When it’s war time it’s grind time, as Demarco proves on this cut from Triple Dose Productions’ punchy iMac riddim. “Fi di war ah no play-play ting / No time off, no vaca ting,” sings the burly, bearded bad bwoy. The first clue that Demarco isn’t playing is the song’s title, which refers to the cheapest possible coffin—a poor man’s casket.

In a war, anything that may have been said behind closed doors can be turned into lyrical ammunition. In the past, Mavado has dissed Demarco by referring to him as “King Kong,” but on this song Demarco embraces the nickname as he pushes the war to Mavado’s door. “Len’ him a watch cause the whole place tell me / A borrowed time him ah live pon.” And the battle rages on and on.

DJ Frass - "Street Light Riddim"

View this video on YouTube

Raised in Kingston’s Tower Hill neighborhood, Andre “DJ Frass” Gordon got his big break from Mavado in 2010, in the midst of Mavado and Kartel’s Gully vs Gaza war.

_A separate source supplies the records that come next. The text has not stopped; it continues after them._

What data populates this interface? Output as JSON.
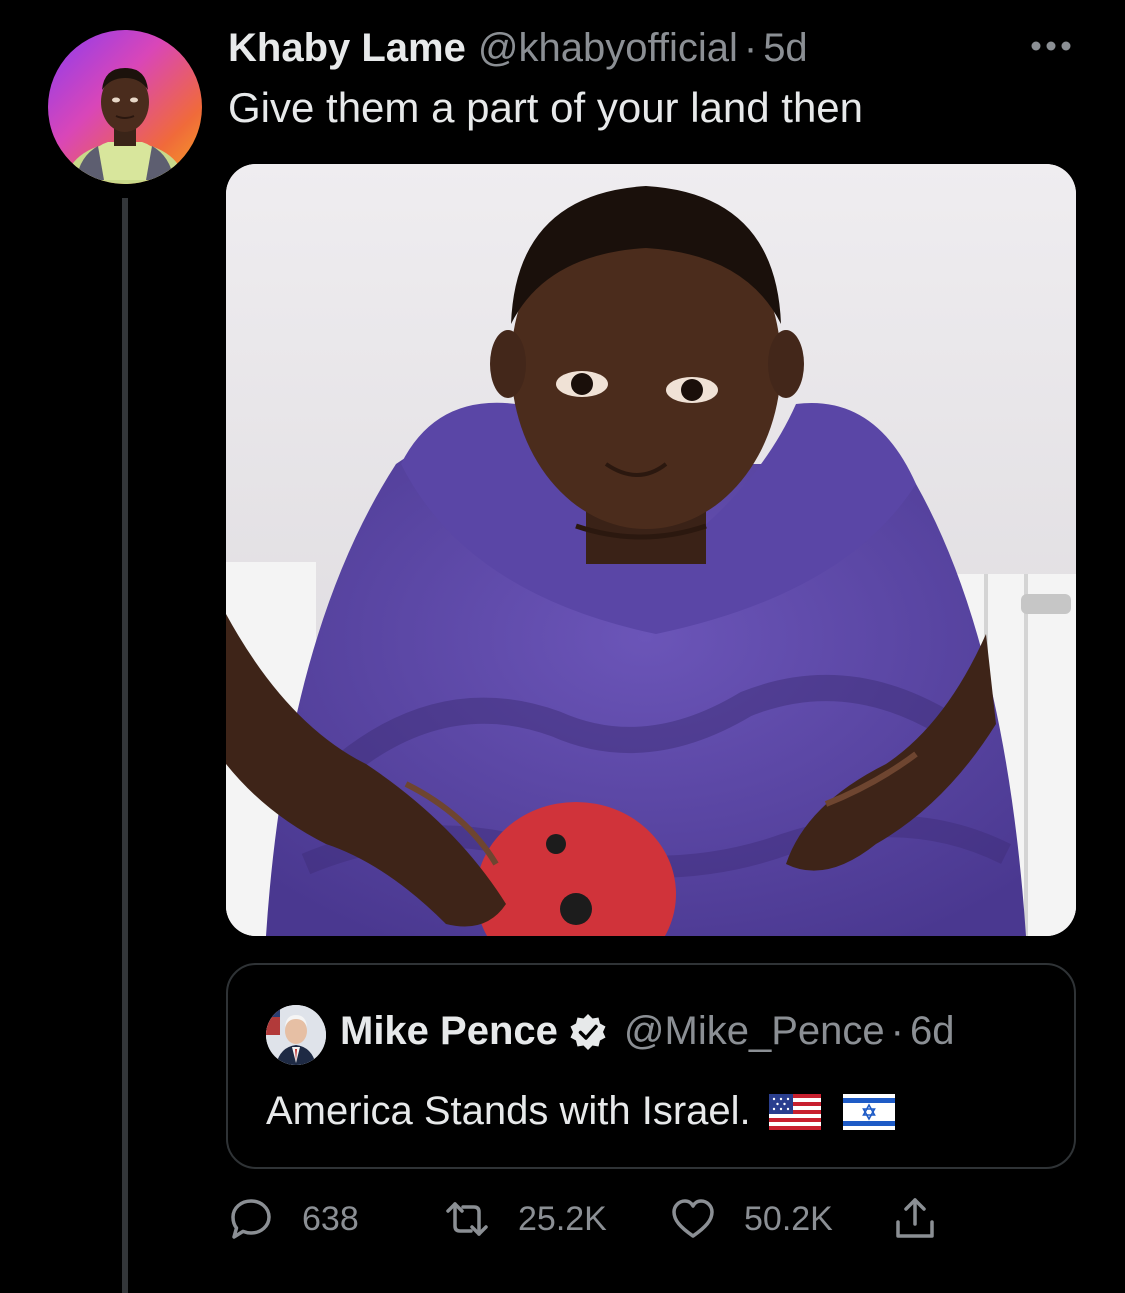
{
  "tweet": {
    "author_name": "Khaby Lame",
    "author_handle": "@khabyofficial",
    "separator": "·",
    "time": "5d",
    "text": "Give them a part of your land then",
    "avatar_icon": "profile-photo",
    "more_icon": "more-icon",
    "media_icon": "photo"
  },
  "quoted_tweet": {
    "author_name": "Mike Pence",
    "author_handle": "@Mike_Pence",
    "separator": "·",
    "time": "6d",
    "verified": true,
    "text": "America Stands with Israel.",
    "emojis": [
      "us-flag",
      "israel-flag"
    ]
  },
  "actions": {
    "replies": "638",
    "retweets": "25.2K",
    "likes": "50.2K",
    "icons": [
      "reply-icon",
      "retweet-icon",
      "like-icon",
      "share-icon"
    ]
  },
  "colors": {
    "background": "#000000",
    "text_primary": "#e7e9ea",
    "text_secondary": "#8b8f94",
    "border": "#2f3336",
    "thread_line": "#333639"
  }
}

The young producer’s sound has progressed significantly since that time, expanding from hardcore war tunes to warm and easy reggae, winning a Grammy along the way.

This year, Frass has solidified his position as one of dancehall’s most consistent hitmakers. This month Frass dropped his latest project, “Street Light Riddim,” a midtempo track with squelchy digital bass sounds and layers upon layers of quirky sound effects and drum fills.

The artist lineup is small but effective: certified-diamond pop star Shaggy delivers a boisterous girl tune called “Waistline,” rising star Jahmiel writes the producer a letter about all the haters he’s encountered on “Dear Frass (I Just Don’t Know),” and Frass’s longtime sparring partner Mavado rounds out the riddim with a tune called “Lowe Me.” The song serves as a warning to other artists and adversaries to simply leave him alone for their own good.